Former state rep Richard ‘Stretch’ Kennedy remembered for testy but generous spirit
Former state representative Richard “Stretch” Kennedy was always there.
In his seat in the back row of the legislative session.
At town meeting.
By a friend’s side, ready to help in whatever way he could.
“I really think he was just interested in community and people and contributing,” Contoocook resident Cameron Ford said. “That’s what he was best at, contributing to the community at large. He was always there. . . . Stretch would get up and say his piece. People didn’t always agree, but it was his voice, by gosh, he was certainly going to exercise his rights in every way of being part of a community.”
Yesterday, friends and former colleagues from both sides of the aisle responded to the news that the six-term
Hopkinton Republican has died with their memories of a man who was ever present and always memorable. Kennedy was 80 years old.
Fran Wendleboe, a former state representative and a New Hampton Republican, said she met Stretch when she was campaigning for her seat in the early 1990s. She laughed as she recalled her friend falling asleep during the House session, his wry sense of humor and their faces drawn in caricature in a New Yorker cartoon years ago.
“Stretch was one of a kind,” Wendleboe said. “He was cantankerous but so good-hearted. He seemed very gruff to people, but he really was just a little bear sometimes, a cuddly bear.”
He hated early mornings and sending emails, Wendleboe said, but he loved to fly planes and collect firearms.
And in the State House during the 1990s and early 2000s, Kennedy was a staunch advocate for Second Amendment rights and a champion for gun owners.
“It was rumored he had a tank,” Wendleboe joked. “I’m not sure about that.”
Kennedy got fired up about everything, said Donna Sytek, former speaker of the New Hampshire House of Representatives. But nothing more so than the Second Amendment.
“If the bill had to do with guns, you knew Stretch was going to have something to say about it,” Sytek said.
Sytek, who has also served as chairwoman of the state Republican Party, said Kennedy was also a generous GOP donor. He was often supportive of other candidates in the party, she said – but he also helped fund a State House portrait of Dan Healy, the longest serving state representative in New Hampshire history and a Democrat.
Current Chairman Jennifer Horn released a statement yesterday on Kennedy’s passing, calling him a “tireless advocate” for the party’s work.
“Stretch was a tireless advocate for conservative principles and a fierce defender of our Second Amendment rights,” Horn said. “He was a caring individual who was beloved by Republican activists across New Hampshire because of his colorful and one-of-a-kind personality.”
That personality was Kennedy’s trademark, but it could also get him into trouble.
He spoke his mind on local issues such as Massachusetts’s failure to pay New Hampshire its share of the Merrimack River Valley Flood Compact or foreign policy.
“I’d like to take the dams out and wash the bastards out to sea, but I haven’t figured out how to do that legally,” Kennedy said in spring 2006.
And he didn’t care about being politically correct, like when he drew criticism for calling Osama bin Laden a “psychopathic raghead” in 2002, according to New Hampshire Public Radio archives.
“He was one of a kind,” Sytek said. “And one of him was plenty.”
But he was tall and loud, and he would be heard when he was in the room or on the House floor.
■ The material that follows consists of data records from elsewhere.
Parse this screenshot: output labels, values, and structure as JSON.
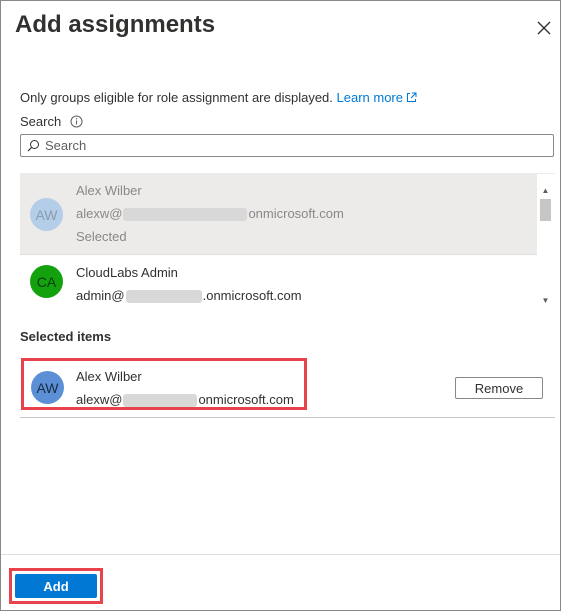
{
  "panel": {
    "title": "Add assignments",
    "close_icon": "close-icon"
  },
  "info": {
    "text": "Only groups eligible for role assignment are displayed.",
    "link_label": "Learn more",
    "link_icon": "external-link-icon"
  },
  "search": {
    "label": "Search",
    "info_icon": "info-icon",
    "placeholder": "Search",
    "value": "",
    "icon": "search-icon"
  },
  "results": [
    {
      "initials": "AW",
      "name": "Alex Wilber",
      "email_prefix": "alexw@",
      "email_suffix": "onmicrosoft.com",
      "status": "Selected",
      "avatar_color": "#b4cde8"
    },
    {
      "initials": "CA",
      "name": "CloudLabs Admin",
      "email_prefix": "admin@",
      "email_suffix": ".onmicrosoft.com",
      "status": "",
      "avatar_color": "#13a10e"
    }
  ],
  "selected": {
    "heading": "Selected items",
    "items": [
      {
        "initials": "AW",
        "name": "Alex Wilber",
        "email_prefix": "alexw@",
        "email_suffix": "onmicrosoft.com",
        "avatar_color": "#5b8fd6",
        "remove_label": "Remove"
      }
    ]
  },
  "footer": {
    "add_label": "Add"
  },
  "colors": {
    "accent": "#0078d4",
    "highlight": "#e8424b"
  }
}
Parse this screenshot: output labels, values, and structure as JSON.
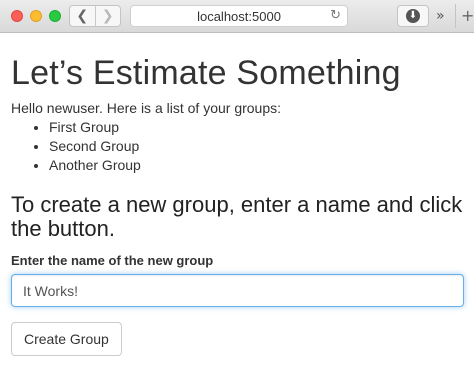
{
  "browser": {
    "url": "localhost:5000",
    "back_glyph": "❮",
    "forward_glyph": "❯",
    "reload_glyph": "↻",
    "download_glyph": "⬇",
    "more_glyph": "»",
    "newtab_glyph": "+"
  },
  "page": {
    "title": "Let’s Estimate Something",
    "intro": "Hello newuser. Here is a list of your groups:",
    "groups": [
      "First Group",
      "Second Group",
      "Another Group"
    ],
    "subtitle": "To create a new group, enter a name and click the button.",
    "field_label": "Enter the name of the new group",
    "field_value": "It Works!",
    "button_label": "Create Group"
  },
  "colors": {
    "focus_border": "#66afe9",
    "traffic_red": "#fc5f57",
    "traffic_yellow": "#fdbc2e",
    "traffic_green": "#29c940"
  }
}
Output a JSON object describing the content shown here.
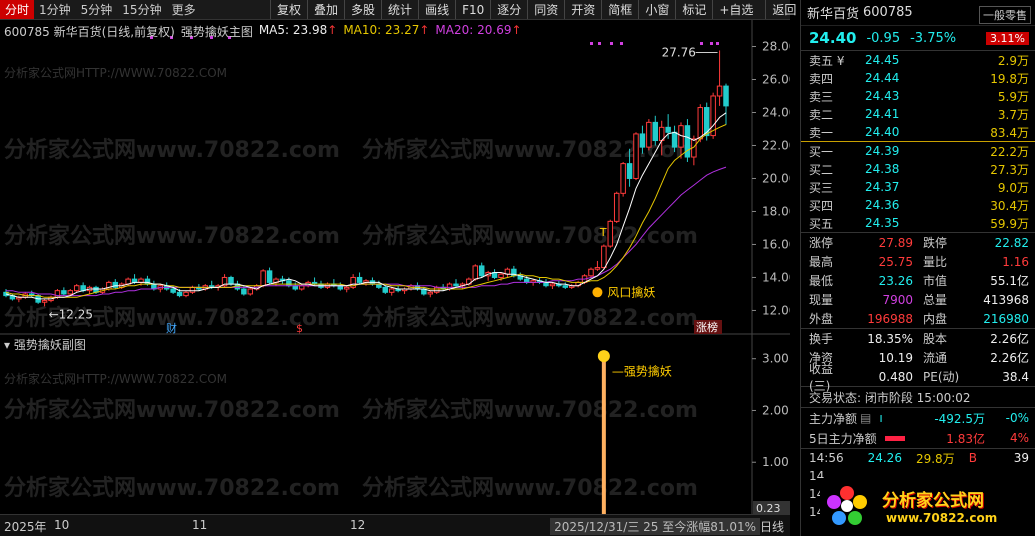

And he was Stretch.
“Sometimes I would get a little frustrated at him because of the way he would define an issue, he could have been a little bit more polished,” Wendleboe said. “But that wasn’t Stretch, and everybody loved him.”
U.S. Sen. Jeanne Shaheen, a Democrat, praised Kennedy’s career in a statement yesterday.
“Stretch and I rarely agreed on issues, but he was a man of principle and a good-natured warrior,” she said. “My thoughts and prayers are with his family.”
State Rep. Gary Richardson, a Democrat from Hopkinton, met Kennedy when they ran against each other in the 2000s.
“Stretch was always a gentleman,” Richardson said. “He felt passionately about the issues. We rarely agreed on the issues, but he was always honorable in taking his positions, and he was not shy about expressing opinions.”
Richardson is also the town moderator in Hopkinton, where he said Kennedy was a fixture at town meetings.
“What I would say I learned from him is that it’s important to participate in the process and not be afraid to express your opinions,” Richardson said.
Kennedy’s longtime friend Ford remembered the former state representative as a man who spoke his mind loudly, but also gave quietly. Years ago, he said Kennedy paid for a local amateur boxing club run by Ford to travel to Kansas City and watch one of its members compete in a national championship. He once lent his own bike to a elderly stranger whose dying wish was to ride in a motorcycle sidecar, Ford said, and he was always asking friends to fill seats he paid for at charity dinners.
“It was all quiet, nobody knew,” Ford said.
But Kennedy’s friends and colleagues know they will feel a real void with his death.
“I think he’ll be missed,” Ford said.
“He always had a voice.”
(Megan Doyle can be reached at 369-3321 or email@example.com or on Twitter @megan_e_doyle.)